• In Boston, after the bombs
The article quotes Nancy Khalil, a doctoral candidate in social anthropology at Harvard: Years ago, she remembered “trying to explain who we really are, in these really anxious, tense meetings” with Jewish leaders, who were then trying to reconcile their desire for better interfaith relations with their communities’ concerns about a mosque founder’s anti-Semitic statements and alleged extremist ties.
“It was an unbelievable moment for me, and it was really indicative of the type of relationships that we now have across institutions and across communities,” Khalil said. “Because it wasn’t just the leaders being welcoming … It was everybody in that temple being welcoming. And that Muslims were comfortable staying there and mingling afterwards, that was telling.”
• U.S. evangelical churches reach out to save minds as well as souls
In an op-ed in The New Times, Tanya Luhrmann, Watkins University professor of cultural anthropology at Stanford University, writes about some movement in U.S. evangelical churches moving into the area of mental illness.
She notes the pastor Rick Warren, whose son committed suicide one year ago after struggling with depression. Warren, the founding pastor of Saddleback Church, one of the nation’s largest evangelical churches, teamed up with his local Roman Catholic Diocese and the National Alliance on Mental Illness for an event that announced a new initiative to involve the church in the care of serious mental illness.
According to Luhrmann, the churches are not trying to supplant traditional mental health care but instead complement it: “When someone asks, Should I take medication or pray?” one speaker remarked, “I say, ‘yes.’”

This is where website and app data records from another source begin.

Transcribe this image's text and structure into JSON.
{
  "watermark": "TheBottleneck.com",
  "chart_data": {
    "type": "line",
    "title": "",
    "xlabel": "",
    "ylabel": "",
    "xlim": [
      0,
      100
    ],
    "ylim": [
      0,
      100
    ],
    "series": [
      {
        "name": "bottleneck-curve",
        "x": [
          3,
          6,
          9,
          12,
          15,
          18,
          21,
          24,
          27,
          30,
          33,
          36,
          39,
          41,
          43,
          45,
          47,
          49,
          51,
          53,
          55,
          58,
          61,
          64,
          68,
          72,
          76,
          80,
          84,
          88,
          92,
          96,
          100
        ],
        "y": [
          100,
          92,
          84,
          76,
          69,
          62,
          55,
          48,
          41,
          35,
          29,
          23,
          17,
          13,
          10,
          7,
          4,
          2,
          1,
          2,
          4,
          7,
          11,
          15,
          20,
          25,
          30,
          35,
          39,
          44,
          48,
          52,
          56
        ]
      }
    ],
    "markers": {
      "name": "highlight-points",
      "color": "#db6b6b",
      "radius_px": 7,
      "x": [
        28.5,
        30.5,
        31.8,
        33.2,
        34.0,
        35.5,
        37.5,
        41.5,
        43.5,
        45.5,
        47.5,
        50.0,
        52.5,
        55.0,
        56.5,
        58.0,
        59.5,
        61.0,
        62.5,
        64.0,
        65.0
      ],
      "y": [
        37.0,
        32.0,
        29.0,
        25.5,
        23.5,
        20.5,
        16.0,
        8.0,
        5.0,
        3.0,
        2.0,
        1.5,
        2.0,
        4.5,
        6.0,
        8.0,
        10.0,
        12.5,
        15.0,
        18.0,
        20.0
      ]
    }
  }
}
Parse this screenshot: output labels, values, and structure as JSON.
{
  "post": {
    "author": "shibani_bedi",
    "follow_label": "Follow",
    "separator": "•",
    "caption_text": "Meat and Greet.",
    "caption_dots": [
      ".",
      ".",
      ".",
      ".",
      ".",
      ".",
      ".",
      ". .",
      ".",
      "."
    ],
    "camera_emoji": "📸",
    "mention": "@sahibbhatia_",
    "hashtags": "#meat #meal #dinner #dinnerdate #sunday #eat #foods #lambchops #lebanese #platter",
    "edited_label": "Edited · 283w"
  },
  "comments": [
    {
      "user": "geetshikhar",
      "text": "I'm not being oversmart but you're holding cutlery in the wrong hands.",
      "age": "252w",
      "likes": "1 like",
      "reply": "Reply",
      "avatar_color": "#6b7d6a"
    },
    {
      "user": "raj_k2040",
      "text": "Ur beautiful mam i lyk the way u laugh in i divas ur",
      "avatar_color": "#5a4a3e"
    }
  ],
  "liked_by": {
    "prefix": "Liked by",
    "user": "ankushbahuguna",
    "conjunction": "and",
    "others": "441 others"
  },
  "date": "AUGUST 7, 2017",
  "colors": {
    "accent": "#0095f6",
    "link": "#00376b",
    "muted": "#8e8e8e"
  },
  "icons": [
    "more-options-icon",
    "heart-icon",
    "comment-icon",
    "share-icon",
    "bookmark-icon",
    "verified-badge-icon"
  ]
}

Members of the churches think there are not enough services available. Further, many people do not turn to the services that exist because of the social stigma. [Blogger’s note: In other words: all hands on deck to help fight mental health problems. And heads up to the health care system to do more and do better work and try to address the stigma problem.]